_What is required_: Among the lines of the records, find all that carry the word "data" and copy them.

_The records_:

══════════════════════════════

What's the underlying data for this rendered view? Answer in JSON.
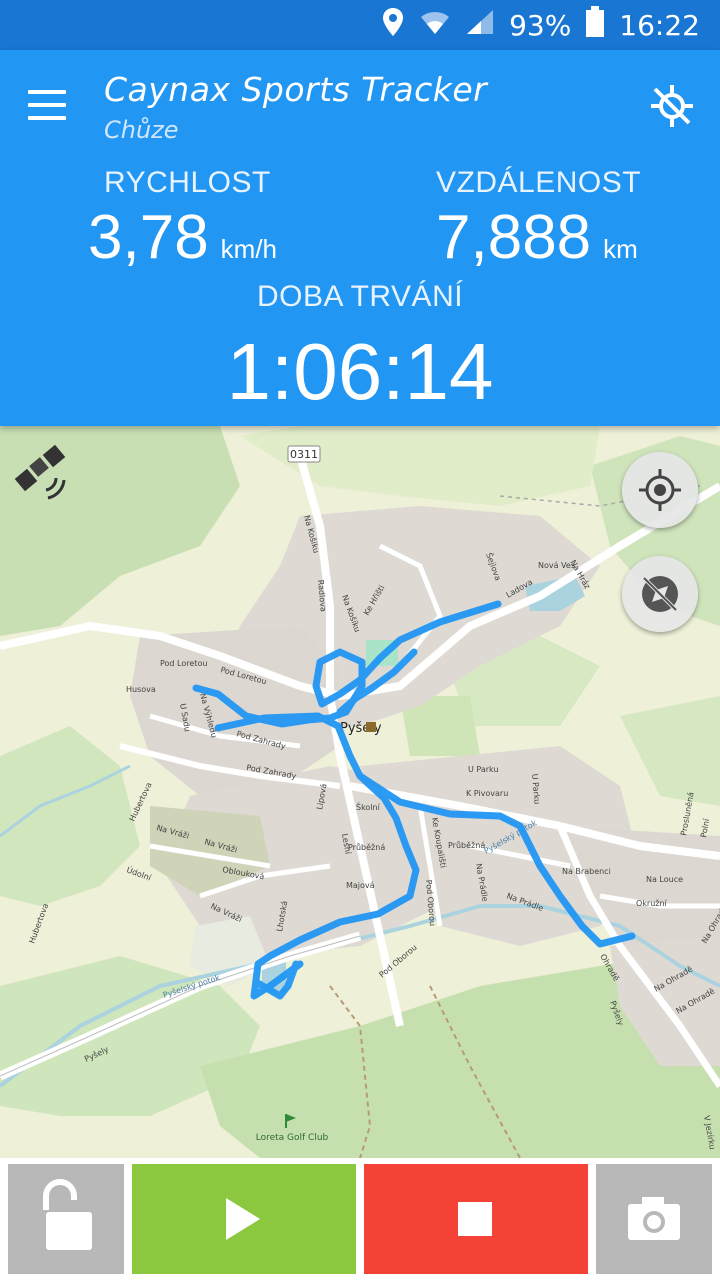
{
  "status_bar": {
    "battery": "93%",
    "time": "16:22"
  },
  "header": {
    "title": "Caynax Sports Tracker",
    "activity": "Chůze"
  },
  "stats": {
    "speed": {
      "label": "RYCHLOST",
      "value": "3,78",
      "unit": "km/h"
    },
    "distance": {
      "label": "VZDÁLENOST",
      "value": "7,888",
      "unit": "km"
    },
    "duration": {
      "label": "DOBA TRVÁNÍ",
      "value": "1:06:14"
    }
  },
  "map": {
    "road_badge": "0311",
    "streets": [
      "Na Košiku",
      "Ke Hřišti",
      "Na Košíku",
      "Šejlova",
      "Ladova",
      "Nová Ves",
      "Na Hráz",
      "Radlova",
      "Pod Loretou",
      "Pod Loretou",
      "Husova",
      "U Sadu",
      "Na Výhledu",
      "Pod Zahrady",
      "Pod Zahrady",
      "Hubertova",
      "Na Vráži",
      "Na Vráži",
      "Údolní",
      "Oblouková",
      "Na Vráži",
      "Hubertova",
      "Pyšelský potok",
      "Pyšely",
      "Lipová",
      "Lesní",
      "Školní",
      "Průběžná",
      "Majová",
      "Lhotská",
      "Ke Koupališti",
      "Průběžná",
      "Na Prádle",
      "Pyšelský potok",
      "Na Prádle",
      "Pod Oborou",
      "Pod Oborou",
      "U Parku",
      "K Pivovaru",
      "U Parku",
      "Na Brabenci",
      "Na Louce",
      "Okružní",
      "Prosluněná",
      "Polní",
      "Ohradě",
      "Na Ohradě",
      "Na Ohradě",
      "Na Ohradě",
      "Pyšely",
      "V Jezírku"
    ],
    "town_label": "Pyšely",
    "poi_label": "Loreta Golf Club"
  },
  "controls": {
    "lock_icon": "unlock-icon",
    "play_icon": "play-icon",
    "stop_icon": "stop-icon",
    "camera_icon": "camera-icon"
  },
  "colors": {
    "status_bar": "#1976d2",
    "app_bar": "#2196f3",
    "track": "#2196f3",
    "play": "#8bc83f",
    "stop": "#f44336",
    "side_button": "#b8b8b8"
  }
}
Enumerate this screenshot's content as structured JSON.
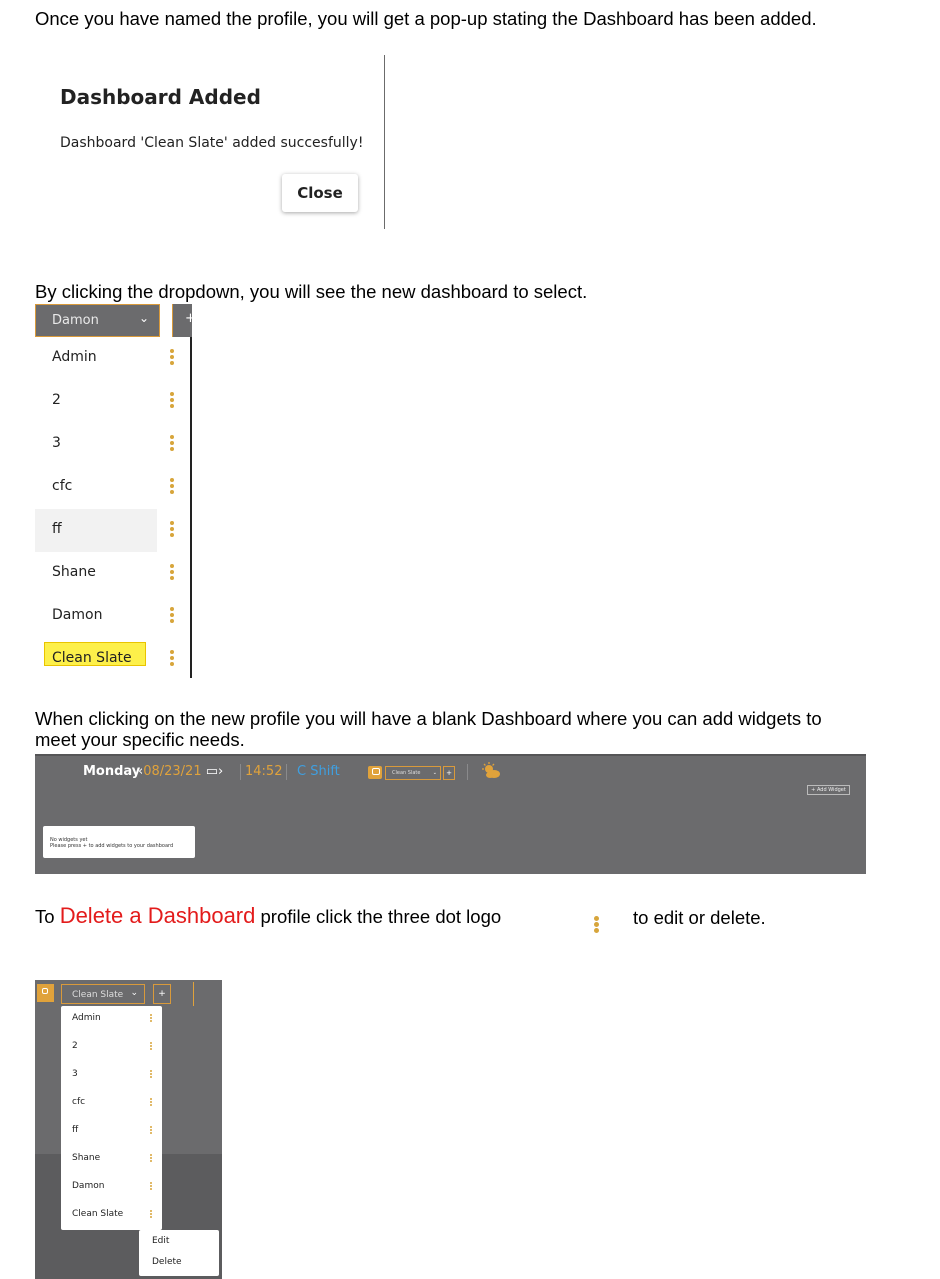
{
  "text": {
    "p1": "Once you have named the profile, you will get a pop-up stating the Dashboard has been added.",
    "p2": "By clicking the dropdown, you will see the new dashboard to select.",
    "p3": "When clicking on the new profile you will have a blank Dashboard where you can add widgets to meet your specific needs.",
    "p4_prefix": "To ",
    "p4_highlight": "Delete a Dashboard",
    "p4_mid": " profile click the three dot logo",
    "p4_suffix": "to edit or delete."
  },
  "modal": {
    "title": "Dashboard Added",
    "message": "Dashboard 'Clean Slate' added succesfully!",
    "close_label": "Close"
  },
  "dropdown": {
    "selected": "Damon",
    "chevron": "⌄",
    "plus": "+",
    "items": [
      "Admin",
      "2",
      "3",
      "cfc",
      "ff",
      "Shane",
      "Damon",
      "Clean Slate"
    ]
  },
  "dashboard_bar": {
    "day": "Monday",
    "date": "08/23/21",
    "time": "14:52",
    "shift": "C Shift",
    "selected": "Clean Slate",
    "plus": "+",
    "add_widget": "+ Add Widget",
    "empty_title": "No widgets yet",
    "empty_hint": "Please press + to add widgets to your dashboard"
  },
  "menu_shot": {
    "selected": "Clean Slate",
    "plus": "+",
    "items": [
      "Admin",
      "2",
      "3",
      "cfc",
      "ff",
      "Shane",
      "Damon",
      "Clean Slate"
    ],
    "actions": [
      "Edit",
      "Delete"
    ]
  },
  "colors": {
    "accent": "#e0a23b",
    "delete_text": "#e31b1b",
    "shift_blue": "#3f9fe0",
    "bar_bg": "#6b6b6d",
    "highlight": "#fdf04a"
  },
  "icons": [
    "chevron-down-icon",
    "calendar-icon",
    "lock-icon",
    "weather-icon",
    "three-dot-icon"
  ]
}
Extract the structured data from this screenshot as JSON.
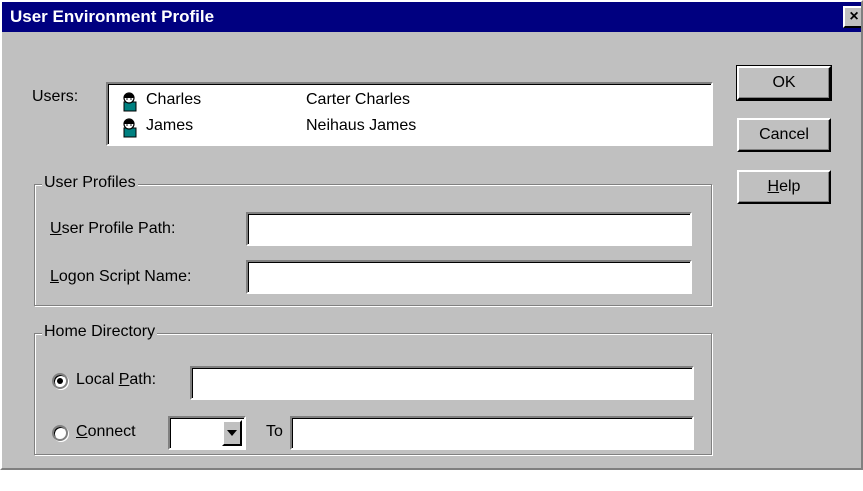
{
  "dialog": {
    "title": "User Environment Profile",
    "close_glyph": "×"
  },
  "users": {
    "label": "Users:",
    "items": [
      {
        "username": "Charles",
        "full_name": "Carter Charles",
        "icon": "user-icon"
      },
      {
        "username": "James",
        "full_name": "Neihaus James",
        "icon": "user-icon"
      }
    ]
  },
  "buttons": {
    "ok": "OK",
    "cancel": "Cancel",
    "help": {
      "mnemonic": "H",
      "rest": "elp"
    }
  },
  "user_profiles": {
    "group_title": "User Profiles",
    "profile_path_label": {
      "mnemonic": "U",
      "rest": "ser Profile Path:"
    },
    "profile_path_value": "",
    "logon_script_label": {
      "mnemonic": "L",
      "rest": "ogon Script Name:"
    },
    "logon_script_value": ""
  },
  "home_directory": {
    "group_title": "Home Directory",
    "local_path_label": {
      "pre": "Local ",
      "mnemonic": "P",
      "rest": "ath:"
    },
    "local_path_selected": true,
    "local_path_value": "",
    "connect_label": {
      "mnemonic": "C",
      "rest": "onnect"
    },
    "connect_selected": false,
    "drive_value": "",
    "to_label": "To",
    "connect_to_value": ""
  }
}
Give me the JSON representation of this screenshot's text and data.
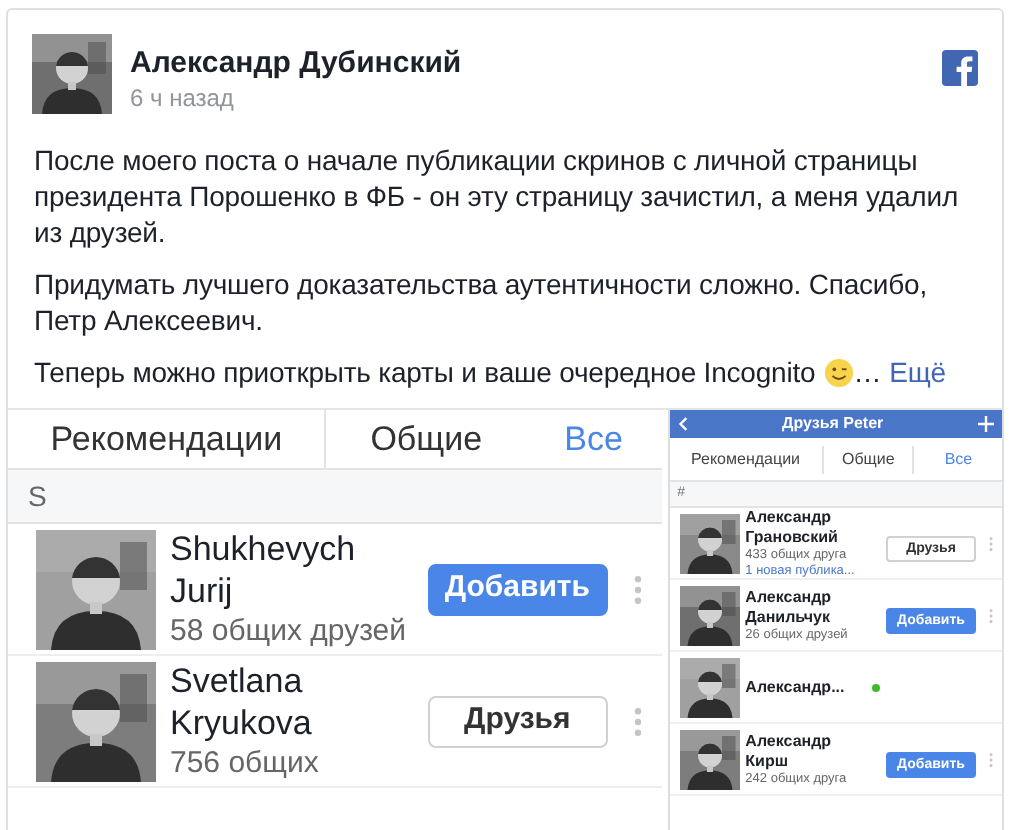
{
  "post": {
    "author": "Александр Дубинский",
    "time": "6 ч назад",
    "paragraphs": [
      "После моего поста о начале публикации скринов с личной страницы президента Порошенко в ФБ - он эту страницу зачистил, а меня удалил из друзей.",
      "Придумать лучшего доказательства аутентичности сложно. Спасибо, Петр Алексеевич."
    ],
    "last_paragraph": "Теперь можно приоткрыть карты и ваше очередное Incognito",
    "ellipsis": "…",
    "more_link": "Ещё"
  },
  "screenshots": [
    {
      "tabs": [
        {
          "label": "Рекомендации",
          "selected": false
        },
        {
          "label": "Общие",
          "selected": false
        },
        {
          "label": "Все",
          "selected": true
        }
      ],
      "section": "S",
      "people": [
        {
          "name": "Shukhevych Jurij",
          "mutual": "58 общих друзей",
          "button": {
            "kind": "add",
            "label": "Добавить"
          }
        },
        {
          "name": "Svetlana Kryukova",
          "mutual": "756 общих",
          "button": {
            "kind": "friends",
            "label": "Друзья"
          }
        }
      ]
    },
    {
      "title": "Друзья Peter",
      "tabs": [
        {
          "label": "Рекомендации",
          "selected": false
        },
        {
          "label": "Общие",
          "selected": false
        },
        {
          "label": "Все",
          "selected": true
        }
      ],
      "section": "#",
      "people": [
        {
          "name": "Александр Грановский",
          "mutual": "433 общих друга",
          "note": "1 новая публика...",
          "online": false,
          "button": {
            "kind": "friends",
            "label": "Друзья"
          }
        },
        {
          "name": "Александр Данильчук",
          "mutual": "26 общих друзей",
          "online": false,
          "button": {
            "kind": "add",
            "label": "Добавить"
          }
        },
        {
          "name": "Александр...",
          "online": true
        },
        {
          "name": "Александр Кирш",
          "mutual": "242 общих друга",
          "online": false,
          "button": {
            "kind": "add",
            "label": "Добавить"
          }
        }
      ]
    }
  ]
}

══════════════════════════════

_Solution below_:
What's the underlying data for this rendered view? Answer in JSON.
Extract the structured data from this screenshot as JSON.
Give me the JSON representation of this screenshot's text and data.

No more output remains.